## What is being asked
Set the entries down again exactly; none may be skipped.

## Website and app data records
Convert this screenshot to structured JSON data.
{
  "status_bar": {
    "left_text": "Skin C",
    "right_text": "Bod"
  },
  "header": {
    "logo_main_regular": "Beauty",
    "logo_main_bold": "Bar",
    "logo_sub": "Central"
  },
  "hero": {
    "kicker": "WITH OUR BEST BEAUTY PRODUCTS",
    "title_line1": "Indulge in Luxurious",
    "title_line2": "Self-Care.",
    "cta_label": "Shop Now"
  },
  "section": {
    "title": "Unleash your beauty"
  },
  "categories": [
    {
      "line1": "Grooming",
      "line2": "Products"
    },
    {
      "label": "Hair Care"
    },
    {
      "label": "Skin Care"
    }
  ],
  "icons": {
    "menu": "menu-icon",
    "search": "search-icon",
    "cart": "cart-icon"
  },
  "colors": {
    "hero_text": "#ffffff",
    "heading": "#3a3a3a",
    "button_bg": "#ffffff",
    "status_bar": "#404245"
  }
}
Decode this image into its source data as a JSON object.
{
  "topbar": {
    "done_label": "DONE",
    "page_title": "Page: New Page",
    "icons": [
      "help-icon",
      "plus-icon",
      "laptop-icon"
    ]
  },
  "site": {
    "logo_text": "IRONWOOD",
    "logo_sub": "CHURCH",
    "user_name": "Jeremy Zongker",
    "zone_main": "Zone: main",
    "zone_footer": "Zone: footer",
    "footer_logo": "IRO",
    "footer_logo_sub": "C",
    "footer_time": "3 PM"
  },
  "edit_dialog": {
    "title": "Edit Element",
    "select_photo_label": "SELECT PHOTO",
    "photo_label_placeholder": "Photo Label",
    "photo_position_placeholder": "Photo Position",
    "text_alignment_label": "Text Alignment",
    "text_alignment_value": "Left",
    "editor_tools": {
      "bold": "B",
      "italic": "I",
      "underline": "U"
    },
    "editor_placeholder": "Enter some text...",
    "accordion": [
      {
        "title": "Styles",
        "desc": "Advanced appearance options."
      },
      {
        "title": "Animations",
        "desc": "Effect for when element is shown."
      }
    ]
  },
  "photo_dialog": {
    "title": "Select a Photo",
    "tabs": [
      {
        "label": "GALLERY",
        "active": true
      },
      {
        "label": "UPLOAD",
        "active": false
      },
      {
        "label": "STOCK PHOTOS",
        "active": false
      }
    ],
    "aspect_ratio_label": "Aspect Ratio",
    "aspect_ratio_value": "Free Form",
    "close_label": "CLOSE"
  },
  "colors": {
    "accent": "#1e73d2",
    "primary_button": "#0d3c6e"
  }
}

## Reply
Convert this screenshot to structured JSON data.
{
  "status_bar": {
    "left_text": "Skin C",
    "right_text": "Bod"
  },
  "header": {
    "logo_main_regular": "Beauty",
    "logo_main_bold": "Bar",
    "logo_sub": "Central"
  },
  "hero": {
    "kicker": "WITH OUR BEST BEAUTY PRODUCTS",
    "title_line1": "Indulge in Luxurious",
    "title_line2": "Self-Care.",
    "cta_label": "Shop Now"
  },
  "section": {
    "title": "Unleash your beauty"
  },
  "categories": [
    {
      "line1": "Grooming",
      "line2": "Products"
    },
    {
      "label": "Hair Care"
    },
    {
      "label": "Skin Care"
    }
  ],
  "icons": {
    "menu": "menu-icon",
    "search": "search-icon",
    "cart": "cart-icon"
  },
  "colors": {
    "hero_text": "#ffffff",
    "heading": "#3a3a3a",
    "button_bg": "#ffffff",
    "status_bar": "#404245"
  }
}
Decode this image into its source data as a JSON object.
{
  "topbar": {
    "done_label": "DONE",
    "page_title": "Page: New Page",
    "icons": [
      "help-icon",
      "plus-icon",
      "laptop-icon"
    ]
  },
  "site": {
    "logo_text": "IRONWOOD",
    "logo_sub": "CHURCH",
    "user_name": "Jeremy Zongker",
    "zone_main": "Zone: main",
    "zone_footer": "Zone: footer",
    "footer_logo": "IRO",
    "footer_logo_sub": "C",
    "footer_time": "3 PM"
  },
  "edit_dialog": {
    "title": "Edit Element",
    "select_photo_label": "SELECT PHOTO",
    "photo_label_placeholder": "Photo Label",
    "photo_position_placeholder": "Photo Position",
    "text_alignment_label": "Text Alignment",
    "text_alignment_value": "Left",
    "editor_tools": {
      "bold": "B",
      "italic": "I",
      "underline": "U"
    },
    "editor_placeholder": "Enter some text...",
    "accordion": [
      {
        "title": "Styles",
        "desc": "Advanced appearance options."
      },
      {
        "title": "Animations",
        "desc": "Effect for when element is shown."
      }
    ]
  },
  "photo_dialog": {
    "title": "Select a Photo",
    "tabs": [
      {
        "label": "GALLERY",
        "active": true
      },
      {
        "label": "UPLOAD",
        "active": false
      },
      {
        "label": "STOCK PHOTOS",
        "active": false
      }
    ],
    "aspect_ratio_label": "Aspect Ratio",
    "aspect_ratio_value": "Free Form",
    "close_label": "CLOSE"
  },
  "colors": {
    "accent": "#1e73d2",
    "primary_button": "#0d3c6e"
  }
}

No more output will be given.